Segment Start: SUPPLIED DATA
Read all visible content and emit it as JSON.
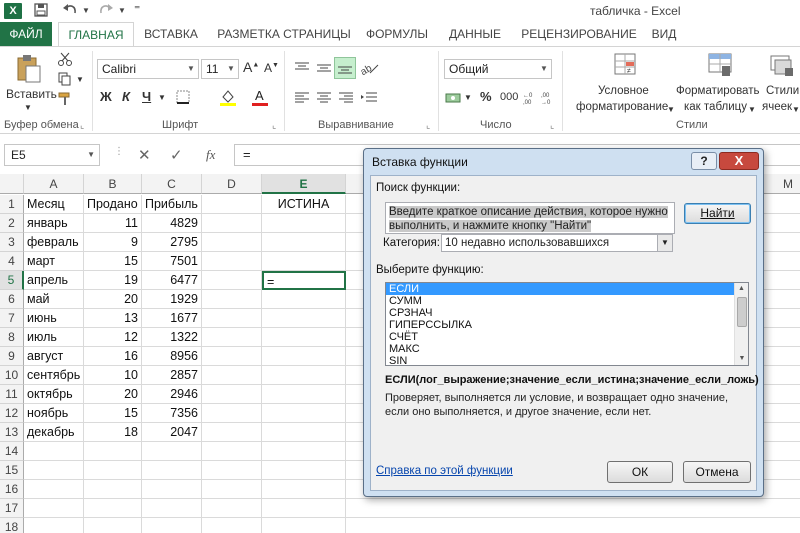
{
  "window": {
    "title": "табличка - Excel"
  },
  "quick_access": {
    "app_icon": "X",
    "save_icon": "save-icon",
    "undo_icon": "undo-icon",
    "redo_icon": "redo-icon"
  },
  "ribbon_tabs": [
    "ФАЙЛ",
    "ГЛАВНАЯ",
    "ВСТАВКА",
    "РАЗМЕТКА СТРАНИЦЫ",
    "ФОРМУЛЫ",
    "ДАННЫЕ",
    "РЕЦЕНЗИРОВАНИЕ",
    "ВИД"
  ],
  "ribbon": {
    "paste_label": "Вставить",
    "font_name": "Calibri",
    "font_size": "11",
    "bold": "Ж",
    "italic": "К",
    "underline": "Ч",
    "number_format": "Общий",
    "percent": "%",
    "thousands": "000",
    "cond_format_line1": "Условное",
    "cond_format_line2": "форматирование",
    "format_table_line1": "Форматировать",
    "format_table_line2": "как таблицу",
    "styles_line1": "Стили",
    "styles_line2": "ячеек",
    "groups": {
      "clipboard": "Буфер обмена",
      "font": "Шрифт",
      "alignment": "Выравнивание",
      "number": "Число",
      "styles": "Стили"
    }
  },
  "formula_bar": {
    "name_box": "E5",
    "fx": "fx",
    "content": "="
  },
  "sheet": {
    "columns": [
      "A",
      "B",
      "C",
      "D",
      "E"
    ],
    "extra_column": "M",
    "rows": [
      "1",
      "2",
      "3",
      "4",
      "5",
      "6",
      "7",
      "8",
      "9",
      "10",
      "11",
      "12",
      "13",
      "14",
      "15",
      "16",
      "17",
      "18"
    ],
    "headers": [
      "Месяц",
      "Продано",
      "Прибыль"
    ],
    "e1": "ИСТИНА",
    "e5": "=",
    "data": [
      [
        "январь",
        "11",
        "4829"
      ],
      [
        "февраль",
        "9",
        "2795"
      ],
      [
        "март",
        "15",
        "7501"
      ],
      [
        "апрель",
        "19",
        "6477"
      ],
      [
        "май",
        "20",
        "1929"
      ],
      [
        "июнь",
        "13",
        "1677"
      ],
      [
        "июль",
        "12",
        "1322"
      ],
      [
        "август",
        "16",
        "8956"
      ],
      [
        "сентябрь",
        "10",
        "2857"
      ],
      [
        "октябрь",
        "20",
        "2946"
      ],
      [
        "ноябрь",
        "15",
        "7356"
      ],
      [
        "декабрь",
        "18",
        "2047"
      ]
    ]
  },
  "dialog": {
    "title": "Вставка функции",
    "help_btn": "?",
    "close_btn": "X",
    "search_label": "Поиск функции:",
    "search_text": "Введите краткое описание действия, которое нужно выполнить, и нажмите кнопку \"Найти\"",
    "find_btn": "Найти",
    "category_label": "Категория:",
    "category_value": "10 недавно использовавшихся",
    "select_label": "Выберите функцию:",
    "functions": [
      "ЕСЛИ",
      "СУММ",
      "СРЗНАЧ",
      "ГИПЕРССЫЛКА",
      "СЧЁТ",
      "МАКС",
      "SIN"
    ],
    "selected_function": "ЕСЛИ",
    "signature": "ЕСЛИ(лог_выражение;значение_если_истина;значение_если_ложь)",
    "description": "Проверяет, выполняется ли условие, и возвращает одно значение, если оно выполняется, и другое значение, если нет.",
    "help_link": "Справка по этой функции",
    "ok_btn": "ОК",
    "cancel_btn": "Отмена"
  }
}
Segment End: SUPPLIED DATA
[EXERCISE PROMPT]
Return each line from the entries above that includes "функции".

[RESPONSE BOX]
    "title": "Вставка функции",
    "search_label": "Поиск функции:",
    "help_link": "Справка по этой функции",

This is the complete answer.